### Your objective
In the records that come next, find every line with "icon". Return those lines.

Records supplied Start Marker

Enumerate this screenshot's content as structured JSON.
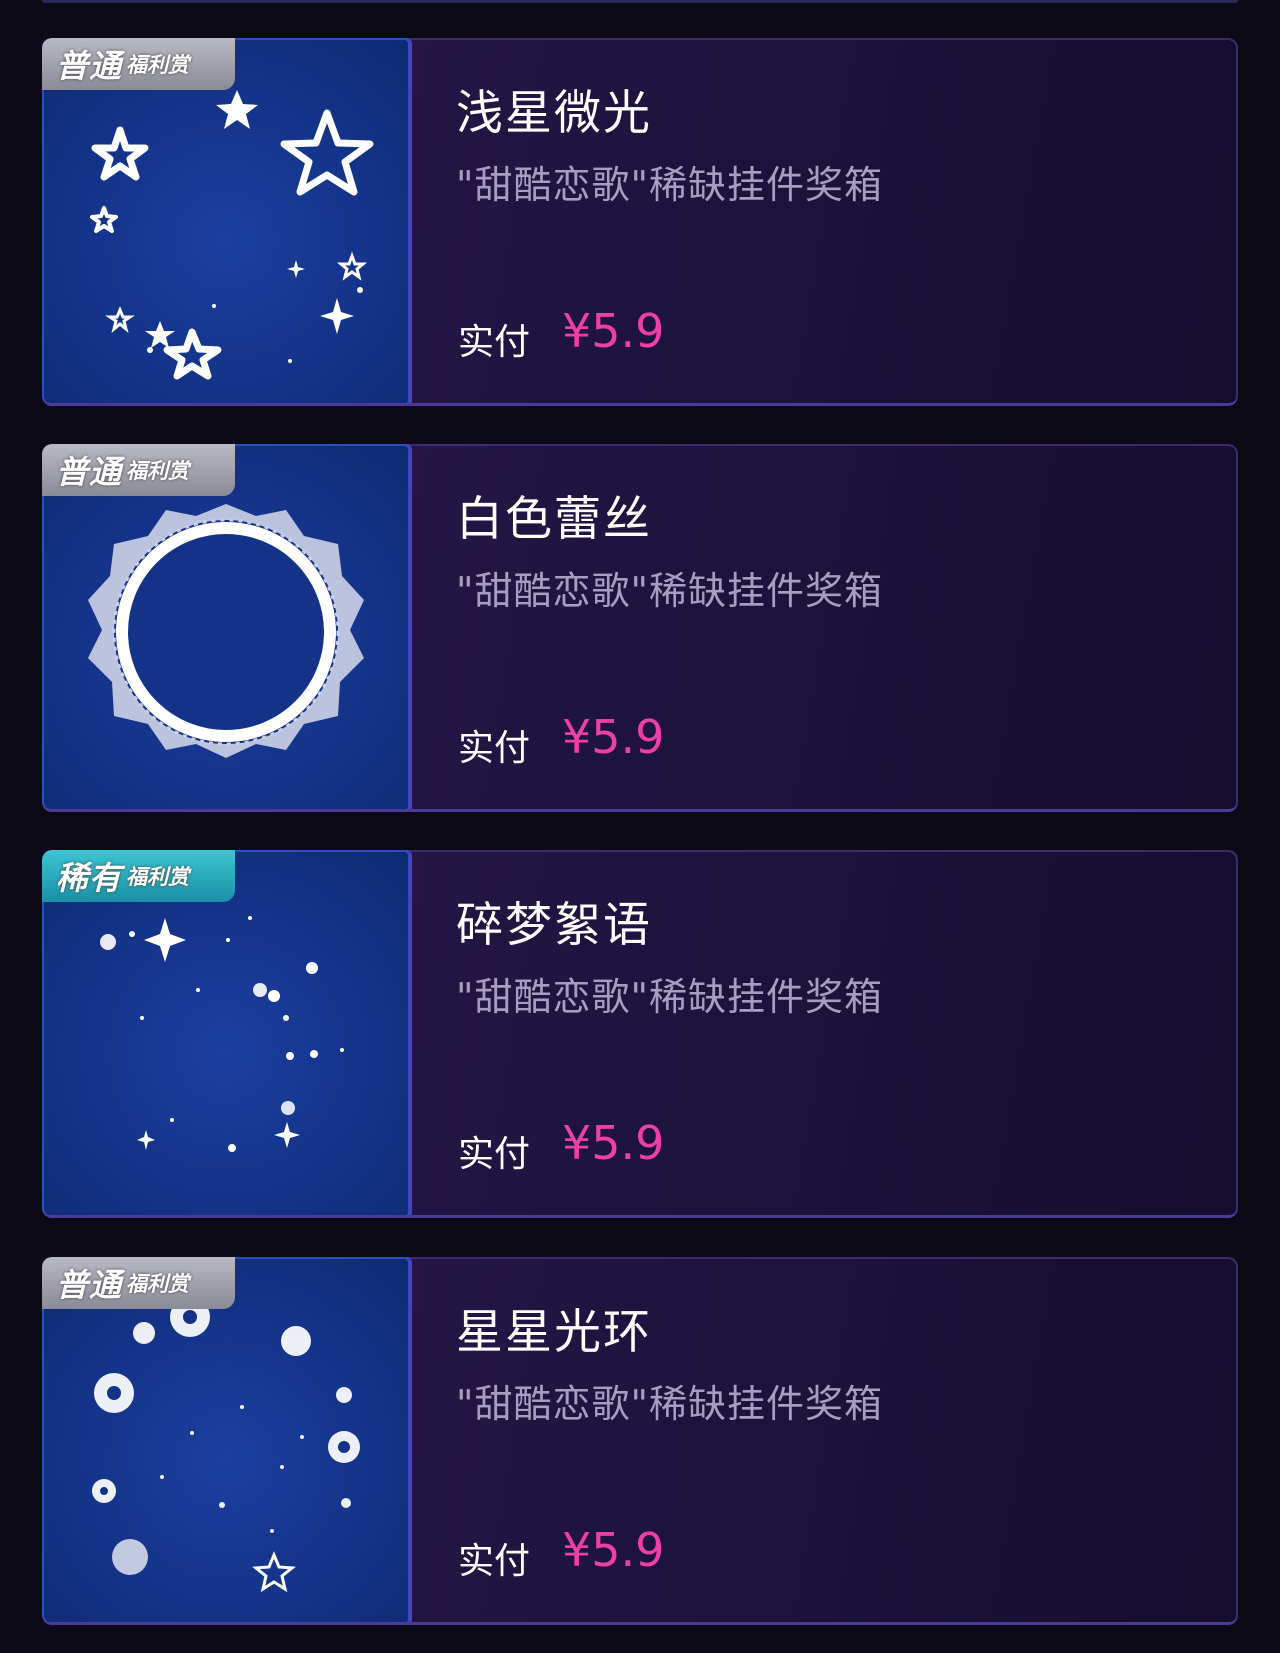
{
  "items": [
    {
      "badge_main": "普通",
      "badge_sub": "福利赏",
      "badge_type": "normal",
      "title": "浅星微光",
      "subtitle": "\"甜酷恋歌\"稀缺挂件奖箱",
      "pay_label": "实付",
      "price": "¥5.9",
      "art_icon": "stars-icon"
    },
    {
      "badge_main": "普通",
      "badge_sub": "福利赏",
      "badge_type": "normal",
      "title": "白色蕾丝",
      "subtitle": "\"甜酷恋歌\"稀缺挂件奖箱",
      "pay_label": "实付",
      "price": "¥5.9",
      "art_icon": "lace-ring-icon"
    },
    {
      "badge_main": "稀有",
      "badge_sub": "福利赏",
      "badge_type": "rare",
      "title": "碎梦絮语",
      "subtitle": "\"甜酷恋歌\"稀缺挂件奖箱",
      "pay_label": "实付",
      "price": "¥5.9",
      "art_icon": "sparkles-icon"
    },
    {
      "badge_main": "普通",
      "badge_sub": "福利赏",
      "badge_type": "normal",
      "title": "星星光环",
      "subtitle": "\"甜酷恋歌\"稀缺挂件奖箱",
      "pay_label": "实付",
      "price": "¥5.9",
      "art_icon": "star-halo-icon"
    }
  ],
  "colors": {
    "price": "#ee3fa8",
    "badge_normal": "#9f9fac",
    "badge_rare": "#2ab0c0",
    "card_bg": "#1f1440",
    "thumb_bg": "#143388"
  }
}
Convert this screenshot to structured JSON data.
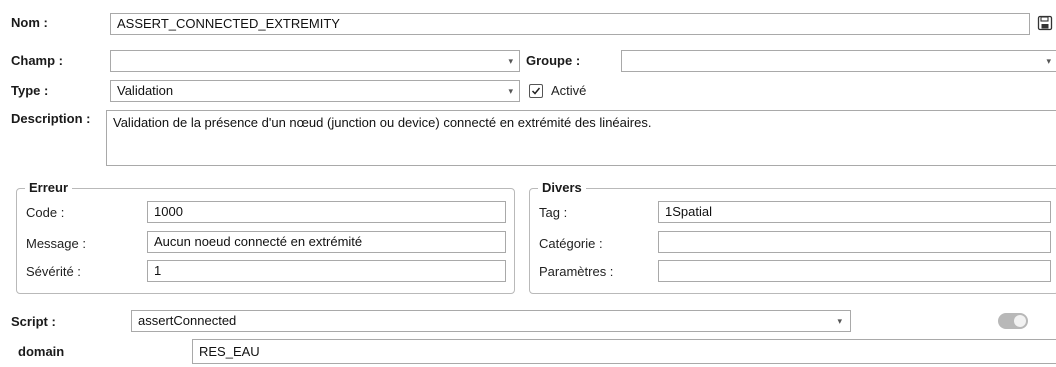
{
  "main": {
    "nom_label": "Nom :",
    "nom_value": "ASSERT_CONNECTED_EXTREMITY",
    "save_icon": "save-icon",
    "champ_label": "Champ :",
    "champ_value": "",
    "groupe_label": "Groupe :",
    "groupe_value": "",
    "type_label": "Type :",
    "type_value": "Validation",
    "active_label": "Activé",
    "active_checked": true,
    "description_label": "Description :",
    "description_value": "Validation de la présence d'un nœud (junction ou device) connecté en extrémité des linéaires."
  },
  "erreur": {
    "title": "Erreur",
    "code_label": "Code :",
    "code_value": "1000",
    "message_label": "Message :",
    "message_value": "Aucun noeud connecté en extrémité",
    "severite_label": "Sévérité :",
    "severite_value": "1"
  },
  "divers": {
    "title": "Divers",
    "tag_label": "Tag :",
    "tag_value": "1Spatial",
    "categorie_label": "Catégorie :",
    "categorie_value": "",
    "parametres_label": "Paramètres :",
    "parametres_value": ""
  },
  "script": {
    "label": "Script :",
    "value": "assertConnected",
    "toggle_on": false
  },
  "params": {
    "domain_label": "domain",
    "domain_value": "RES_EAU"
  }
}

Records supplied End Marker

### Task response
      "art_icon": "stars-icon"
      "art_icon": "lace-ring-icon"
      "art_icon": "sparkles-icon"
      "art_icon": "star-halo-icon"
    "save_icon": "save-icon",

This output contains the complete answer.